The COVID-19 pandemic has thrown up many surprises, but none as sickening as the political right pretending to care about people’s mental health.
No-one is in doubt about the toll lockdowns take on the community and especially on those who suffer mental health issues. They are an extreme health measure that the majority understand, but struggle to deal with. You can accept the health advice and still not enjoy it.
Calls for mental health reforms, in particular more funding for Medicare and an overall realignment of the health system, have been made for some time. But they have been largely ignored.
The rise in cost of living has forced many to choose between private health care and necessities, such as rent.
The underfunded public health system is simply not able to deal with specialised mental health services. For years, the Australian Association of Psychologists (AAPi) has reported that they are inundated with people struggling to find support and, when they do, are often unable to pay for it.
Meanwhile, the failures of the public health system have prompted psychologists to complain that they either cannot gain employment or, if they are able to, they are not paid for large periods of time. They have pointed to the problem that a provisional psychologist, in the final part of supervised practice, is able to treat private patients, but not through Medicare.
They also want the Medicare rebate to be almost doubled from $87.50 to $150.
The Productivity Commission Report (Volume 1) on Mental Health in June last year highlighted that out-of-pocket expenses for mental health treatment puts people off seeking treatment. By eliminating the cost gap, people on all incomes are encouraged to get the help they require.
These were all well known problems before the pandemic hit, although some pretend this is only now an issue.
For many suffering with mental ill health, the problem is only exacerbated by job cuts and/or job uncertainty.
The rate of people seeking JobSeeker is the second lowest in the Organisation for Economic Co-operation and Development, ahead of only Greece.
The federal government’s pitiful raise of $50 a fortnight announced in February was, according to Peter Whiteford and Bruce Bradbury in The Conversation, “the lowest figure the party believed would be palatable to the public”.
It is hard to believe that a government that has fought hard to keep unemployed people in the financial doldrums now suddenly cares about mental health.
Peta Credlin, former chief advisor to the former prime minister Tony Abbott and now chief Sky News provocateur, said in February that the “welfare lobby”, which argued that the rise was not enough, had got it all wrong. “All anyone capable of working should expect from the taxpayer is a hand up, not a handout”, she said.
Now, Credlin is railing against the Victorian government for inflicting a mental health crisis. Education minister Alan Tudge on August 16 both bemoaned “the enormous mental health impact which school closures and closing down the playgrounds is having on our schoolkids”.
Tudge is the same minister who voted “very strongly” to prohibit those in detention from being able to access their mobile phones.

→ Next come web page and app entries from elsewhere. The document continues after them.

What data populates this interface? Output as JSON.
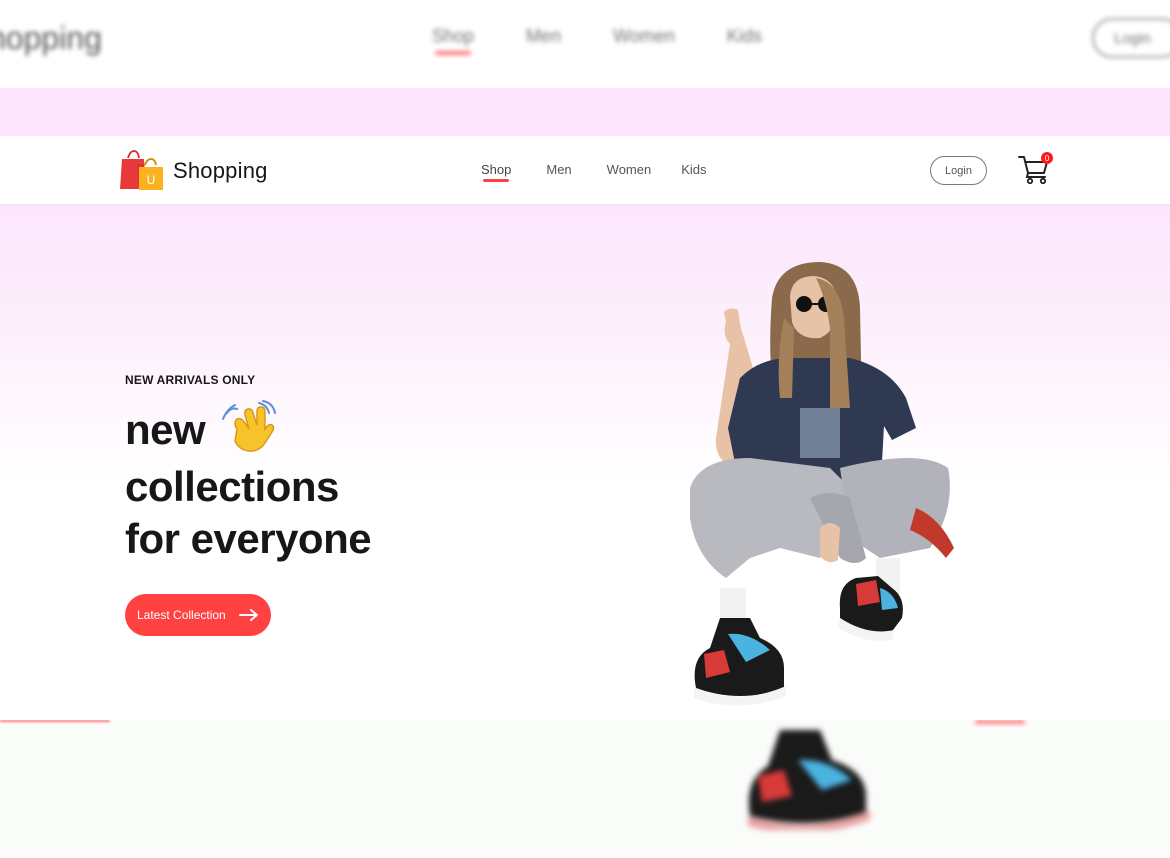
{
  "background": {
    "brand": "hopping",
    "menu": [
      "Shop",
      "Men",
      "Women",
      "Kids"
    ],
    "login": "Login"
  },
  "navbar": {
    "brand": "Shopping",
    "logo_letter": "U",
    "menu": [
      {
        "label": "Shop",
        "active": true
      },
      {
        "label": "Men"
      },
      {
        "label": "Women"
      },
      {
        "label": "Kids"
      }
    ],
    "login": "Login",
    "cart_count": "0",
    "icons": [
      "shopping-bag-logo-icon",
      "cart-icon"
    ]
  },
  "hero": {
    "kicker": "NEW ARRIVALS ONLY",
    "line1": "new",
    "line2": "collections",
    "line3": "for everyone",
    "cta": "Latest Collection",
    "icons": [
      "waving-hand-icon",
      "arrow-right-icon"
    ]
  },
  "colors": {
    "accent": "#ff4141",
    "pink": "#fbe0fb",
    "text": "#171717"
  }
}
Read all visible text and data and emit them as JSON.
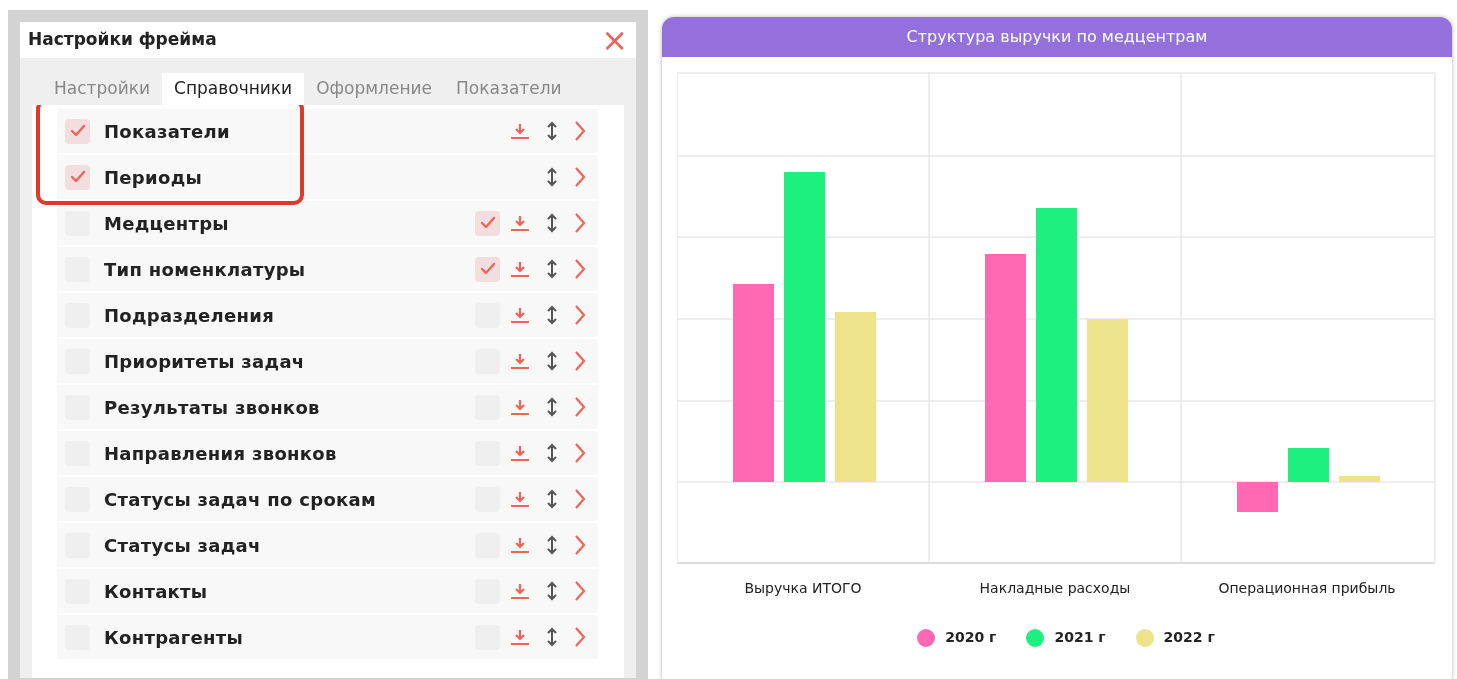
{
  "dialog": {
    "title": "Настройки фрейма",
    "close": "×"
  },
  "tabs": [
    {
      "label": "Настройки",
      "selected": false
    },
    {
      "label": "Справочники",
      "selected": true
    },
    {
      "label": "Оформление",
      "selected": false
    },
    {
      "label": "Показатели",
      "selected": false
    }
  ],
  "rows": [
    {
      "label": "Показатели",
      "checked": true,
      "highlighted": true,
      "export": true
    },
    {
      "label": "Периоды",
      "checked": true,
      "highlighted": true,
      "export": false
    },
    {
      "label": "Медцентры",
      "checked": false,
      "highlighted": false,
      "export": true,
      "option_checked": true
    },
    {
      "label": "Тип номенклатуры",
      "checked": false,
      "highlighted": false,
      "export": true,
      "option_checked": true
    },
    {
      "label": "Подразделения",
      "checked": false,
      "highlighted": false,
      "export": true,
      "option_checked": false
    },
    {
      "label": "Приоритеты задач",
      "checked": false,
      "highlighted": false,
      "export": true,
      "option_checked": false
    },
    {
      "label": "Результаты звонков",
      "checked": false,
      "highlighted": false,
      "export": true,
      "option_checked": false
    },
    {
      "label": "Направления звонков",
      "checked": false,
      "highlighted": false,
      "export": true,
      "option_checked": false
    },
    {
      "label": "Статусы задач по срокам",
      "checked": false,
      "highlighted": false,
      "export": true,
      "option_checked": false
    },
    {
      "label": "Статусы задач",
      "checked": false,
      "highlighted": false,
      "export": true,
      "option_checked": false
    },
    {
      "label": "Контакты",
      "checked": false,
      "highlighted": false,
      "export": true,
      "option_checked": false
    },
    {
      "label": "Контрагенты",
      "checked": false,
      "highlighted": false,
      "export": true,
      "option_checked": false
    }
  ],
  "chart": {
    "title": "Структура выручки по медцентрам",
    "categories": [
      "Выручка ИТОГО",
      "Накладные расходы",
      "Операционная прибыль"
    ],
    "legend": [
      {
        "label": "2020 г",
        "color": "#ff69b4"
      },
      {
        "label": "2021 г",
        "color": "#1ef07f"
      },
      {
        "label": "2022 г",
        "color": "#eee28a"
      }
    ]
  }
}
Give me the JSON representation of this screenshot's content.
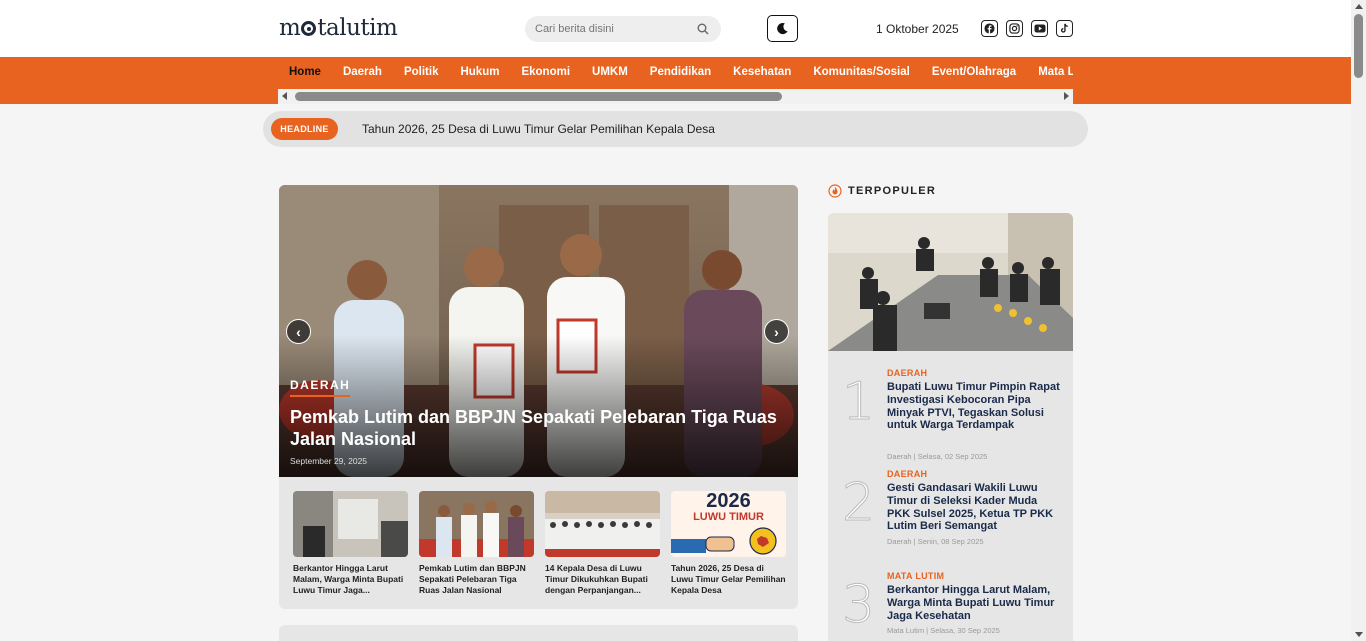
{
  "header": {
    "logo": {
      "pre": "m",
      "post": "talutim"
    },
    "search": {
      "placeholder": "Cari berita disini",
      "icon": "search-icon"
    },
    "theme_toggle_icon": "moon-icon",
    "date": "1 Oktober 2025",
    "socials": [
      "facebook-icon",
      "instagram-icon",
      "youtube-icon",
      "tiktok-icon"
    ]
  },
  "nav": {
    "items": [
      "Home",
      "Daerah",
      "Politik",
      "Hukum",
      "Ekonomi",
      "UMKM",
      "Pendidikan",
      "Kesehatan",
      "Komunitas/Sosial",
      "Event/Olahraga",
      "Mata Luwu Ray"
    ],
    "active": "Home"
  },
  "headline": {
    "label": "HEADLINE",
    "text": "Tahun 2026, 25 Desa di Luwu Timur Gelar Pemilihan Kepala Desa"
  },
  "featured": {
    "category": "DAERAH",
    "title": "Pemkab Lutim dan BBPJN Sepakati Pelebaran Tiga Ruas Jalan Nasional",
    "date": "September 29, 2025"
  },
  "thumbnails": [
    {
      "caption": "Berkantor Hingga Larut Malam, Warga Minta Bupati Luwu Timur Jaga..."
    },
    {
      "caption": "Pemkab Lutim dan BBPJN Sepakati Pelebaran Tiga Ruas Jalan Nasional"
    },
    {
      "caption": "14 Kepala Desa di Luwu Timur Dikukuhkan Bupati dengan Perpanjangan..."
    },
    {
      "caption": "Tahun 2026, 25 Desa di Luwu Timur Gelar Pemilihan Kepala Desa",
      "image_text": {
        "year": "2026",
        "place": "LUWU TIMUR"
      }
    }
  ],
  "sidebar": {
    "title": "TERPOPULER",
    "items": [
      {
        "num": "1",
        "category": "DAERAH",
        "title": "Bupati Luwu Timur Pimpin Rapat Investigasi Kebocoran Pipa Minyak PTVI, Tegaskan Solusi untuk Warga Terdampak",
        "meta": "Daerah | Selasa, 02 Sep 2025"
      },
      {
        "num": "2",
        "category": "DAERAH",
        "title": "Gesti Gandasari Wakili Luwu Timur di Seleksi Kader Muda PKK Sulsel 2025, Ketua TP PKK Lutim Beri Semangat",
        "meta": "Daerah | Senin, 08 Sep 2025"
      },
      {
        "num": "3",
        "category": "MATA LUTIM",
        "title": "Berkantor Hingga Larut Malam, Warga Minta Bupati Luwu Timur Jaga Kesehatan",
        "meta": "Mata Lutim | Selasa, 30 Sep 2025"
      }
    ]
  },
  "colors": {
    "accent": "#e8631f",
    "navy": "#1a2a4a"
  }
}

The Victorian government pledged more than $2 billion towards mental health funding in May, primarily through a levy on big business. Howls of protest erupted from the right-wing media, especially the Herald Sun. At the time, the funding called for by mental health experts was labelled a “waste of money”.
By comparison, before this year, the New South Wales government had committed only $75 million towards mental health. As the Delta variant takes hold of NSW, this is woefully inadequate.
The public health system has many problems, largely because it has been chronically underfunded. The Coalition government would be happy to do away with it — ridding lower income earners of any chance of receiving mental health care — if it could.
The already expensive option of seeing a psychologist would be all but extinguished.
Doctors have been calling for more funding for public health for years. Without this, the system will wither and die. It would lead to a system like in the United States where only the rich get help and the inequality gap expands.
If there really is a shadow pandemic in this country, it is the mental health crisis, which the COVID-19 lockdowns have exacerbated.
Every death from the pandemic, including by suicide, is heartbreaking. Many of the poorest people, who are jobless and lack enough welfare support, are at greatest risk of mental health problems.
For the right to try and use the pandemic crisis to pretend they care about people’s mental health is sickening.